ABRAMS: I work with really hard-working people who are really good at what they do. For me, the benefit of that is that I feel like I learn every day how I can be a better producer or writer or storyteller. The thing that keeps me the most balanced is just going home every day and getting my ass kicked by my kids, and having a wife who is the most wonderfully/brutally honest person I’ve ever met. I think that that is always the first lens through which I see the world. For everything else, I’m just grateful for the people I work with.

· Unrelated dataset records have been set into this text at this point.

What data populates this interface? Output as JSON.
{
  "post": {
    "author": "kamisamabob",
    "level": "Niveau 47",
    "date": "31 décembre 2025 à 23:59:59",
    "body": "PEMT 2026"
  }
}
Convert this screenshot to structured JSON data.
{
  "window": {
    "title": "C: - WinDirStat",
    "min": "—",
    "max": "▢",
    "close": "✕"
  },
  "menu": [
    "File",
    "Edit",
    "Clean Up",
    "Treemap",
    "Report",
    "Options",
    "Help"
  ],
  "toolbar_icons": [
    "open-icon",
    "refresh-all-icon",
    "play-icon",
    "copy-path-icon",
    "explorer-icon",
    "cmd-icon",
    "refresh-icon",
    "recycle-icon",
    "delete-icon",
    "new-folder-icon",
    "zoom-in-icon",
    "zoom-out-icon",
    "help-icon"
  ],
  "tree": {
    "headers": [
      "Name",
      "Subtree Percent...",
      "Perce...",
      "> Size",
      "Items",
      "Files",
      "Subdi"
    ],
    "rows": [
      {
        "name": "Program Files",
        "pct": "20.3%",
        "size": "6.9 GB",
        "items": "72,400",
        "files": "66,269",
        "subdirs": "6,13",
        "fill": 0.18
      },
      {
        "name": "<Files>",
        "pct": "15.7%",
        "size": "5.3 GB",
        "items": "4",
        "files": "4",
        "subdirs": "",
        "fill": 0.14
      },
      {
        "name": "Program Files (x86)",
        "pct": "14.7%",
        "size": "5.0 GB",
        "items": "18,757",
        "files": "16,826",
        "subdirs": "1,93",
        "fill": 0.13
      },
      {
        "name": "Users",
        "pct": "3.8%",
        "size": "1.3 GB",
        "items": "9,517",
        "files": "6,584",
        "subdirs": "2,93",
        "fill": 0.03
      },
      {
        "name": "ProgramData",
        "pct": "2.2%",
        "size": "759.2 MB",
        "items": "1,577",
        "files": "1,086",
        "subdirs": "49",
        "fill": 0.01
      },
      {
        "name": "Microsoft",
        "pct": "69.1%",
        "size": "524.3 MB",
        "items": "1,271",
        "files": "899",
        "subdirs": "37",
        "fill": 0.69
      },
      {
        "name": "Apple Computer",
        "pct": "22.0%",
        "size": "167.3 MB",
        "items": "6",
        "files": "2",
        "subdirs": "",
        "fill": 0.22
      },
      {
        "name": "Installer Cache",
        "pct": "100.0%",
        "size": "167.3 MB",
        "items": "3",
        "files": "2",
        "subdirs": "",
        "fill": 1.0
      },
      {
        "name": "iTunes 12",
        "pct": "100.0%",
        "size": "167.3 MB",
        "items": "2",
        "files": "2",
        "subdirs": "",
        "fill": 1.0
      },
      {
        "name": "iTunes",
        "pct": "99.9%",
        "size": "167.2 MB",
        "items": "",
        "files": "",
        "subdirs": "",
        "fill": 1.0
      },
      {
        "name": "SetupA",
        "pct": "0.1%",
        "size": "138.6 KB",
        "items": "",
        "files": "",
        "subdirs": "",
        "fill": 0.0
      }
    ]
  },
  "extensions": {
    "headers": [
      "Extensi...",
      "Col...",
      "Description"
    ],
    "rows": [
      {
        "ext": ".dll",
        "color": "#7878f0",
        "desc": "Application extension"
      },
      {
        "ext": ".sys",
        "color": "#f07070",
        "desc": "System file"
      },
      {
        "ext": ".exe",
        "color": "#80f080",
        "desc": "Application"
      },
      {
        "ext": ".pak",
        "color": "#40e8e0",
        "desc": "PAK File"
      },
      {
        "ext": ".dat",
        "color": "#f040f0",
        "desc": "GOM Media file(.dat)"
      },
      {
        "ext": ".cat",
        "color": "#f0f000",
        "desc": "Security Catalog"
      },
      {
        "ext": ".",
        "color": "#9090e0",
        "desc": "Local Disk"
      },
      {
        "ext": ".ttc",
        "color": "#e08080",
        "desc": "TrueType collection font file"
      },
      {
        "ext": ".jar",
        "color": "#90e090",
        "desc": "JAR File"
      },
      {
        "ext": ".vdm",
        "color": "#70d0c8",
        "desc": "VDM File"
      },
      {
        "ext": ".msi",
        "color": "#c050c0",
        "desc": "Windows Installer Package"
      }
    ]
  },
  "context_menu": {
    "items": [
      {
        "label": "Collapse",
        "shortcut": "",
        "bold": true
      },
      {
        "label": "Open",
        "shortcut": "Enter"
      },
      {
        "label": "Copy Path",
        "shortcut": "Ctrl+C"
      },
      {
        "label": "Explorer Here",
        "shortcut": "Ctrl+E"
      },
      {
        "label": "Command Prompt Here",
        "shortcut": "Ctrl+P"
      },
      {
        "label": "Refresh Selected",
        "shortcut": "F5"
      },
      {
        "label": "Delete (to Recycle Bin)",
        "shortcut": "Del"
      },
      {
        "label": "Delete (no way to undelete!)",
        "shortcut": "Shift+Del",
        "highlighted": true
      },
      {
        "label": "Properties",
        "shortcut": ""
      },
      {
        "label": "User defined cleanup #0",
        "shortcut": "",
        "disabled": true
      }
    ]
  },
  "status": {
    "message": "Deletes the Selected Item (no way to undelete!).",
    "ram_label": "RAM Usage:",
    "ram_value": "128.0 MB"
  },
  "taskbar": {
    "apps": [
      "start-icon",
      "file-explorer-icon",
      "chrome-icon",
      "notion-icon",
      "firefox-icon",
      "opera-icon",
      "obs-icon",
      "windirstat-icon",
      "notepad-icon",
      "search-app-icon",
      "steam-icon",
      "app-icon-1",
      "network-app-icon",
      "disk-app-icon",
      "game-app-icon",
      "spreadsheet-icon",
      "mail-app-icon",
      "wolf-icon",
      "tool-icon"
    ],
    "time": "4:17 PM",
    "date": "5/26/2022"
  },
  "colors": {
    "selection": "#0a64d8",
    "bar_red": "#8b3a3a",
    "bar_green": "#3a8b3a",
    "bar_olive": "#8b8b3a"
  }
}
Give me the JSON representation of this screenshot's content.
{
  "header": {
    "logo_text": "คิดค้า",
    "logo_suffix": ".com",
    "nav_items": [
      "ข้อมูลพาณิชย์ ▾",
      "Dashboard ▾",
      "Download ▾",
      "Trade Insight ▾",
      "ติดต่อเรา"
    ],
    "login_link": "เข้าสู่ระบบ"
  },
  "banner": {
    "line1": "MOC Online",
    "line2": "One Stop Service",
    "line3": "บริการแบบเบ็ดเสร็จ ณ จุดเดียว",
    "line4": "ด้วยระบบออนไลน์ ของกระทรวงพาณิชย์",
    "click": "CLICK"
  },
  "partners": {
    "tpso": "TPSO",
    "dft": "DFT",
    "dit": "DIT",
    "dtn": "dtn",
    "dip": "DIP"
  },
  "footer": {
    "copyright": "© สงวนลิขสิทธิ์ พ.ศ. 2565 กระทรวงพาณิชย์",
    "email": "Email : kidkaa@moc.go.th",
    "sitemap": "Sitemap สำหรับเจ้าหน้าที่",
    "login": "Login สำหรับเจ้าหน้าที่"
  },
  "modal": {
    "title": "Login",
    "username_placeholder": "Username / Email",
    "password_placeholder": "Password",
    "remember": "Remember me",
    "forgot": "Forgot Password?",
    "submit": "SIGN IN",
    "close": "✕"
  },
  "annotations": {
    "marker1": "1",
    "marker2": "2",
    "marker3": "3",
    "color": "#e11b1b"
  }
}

ABRAMS: The thing is, while it’s great to have the models, the toys, the heads from different films and busts and all that stuff is fun, a lot of that stuff is just stuff I’ve collected, over the years. To me, the thing that is the most exciting, every day, there are the creative possibilities. We have the music room, the art studio, the silk-screening, the laser cutting, the large format printers, the embroiderers, the 3D printers, the editing rooms and the mixing stage. To me, the thing about it isn’t the artifice of it, which I love and is fun, because it’s like being a kid but curated a little bit, so it doesn’t feel like it’s messy, but that’s the surface. When you dig deeper, the place was designed to be a place of industry and creativity. If you had an idea for something, you could leave that day having actually made it, not just thought, “Oh, that would be cool,” and then sending out for it. To be able to do it there is so crazy satisfying. I think that that might be the geekiest thing about it. You can have the weirdest idea for a t-shirt, a hat, a poster or a toy, and instead of just finding them and buying them and putting them on a shelf, you can actually make it and put that up there. A lot of the things there were made at the building, and that’s one of my favorite things about it. It’s a place where you can actually create the stuff, and not just watch it.
Revolution returns to NBC on March 25th.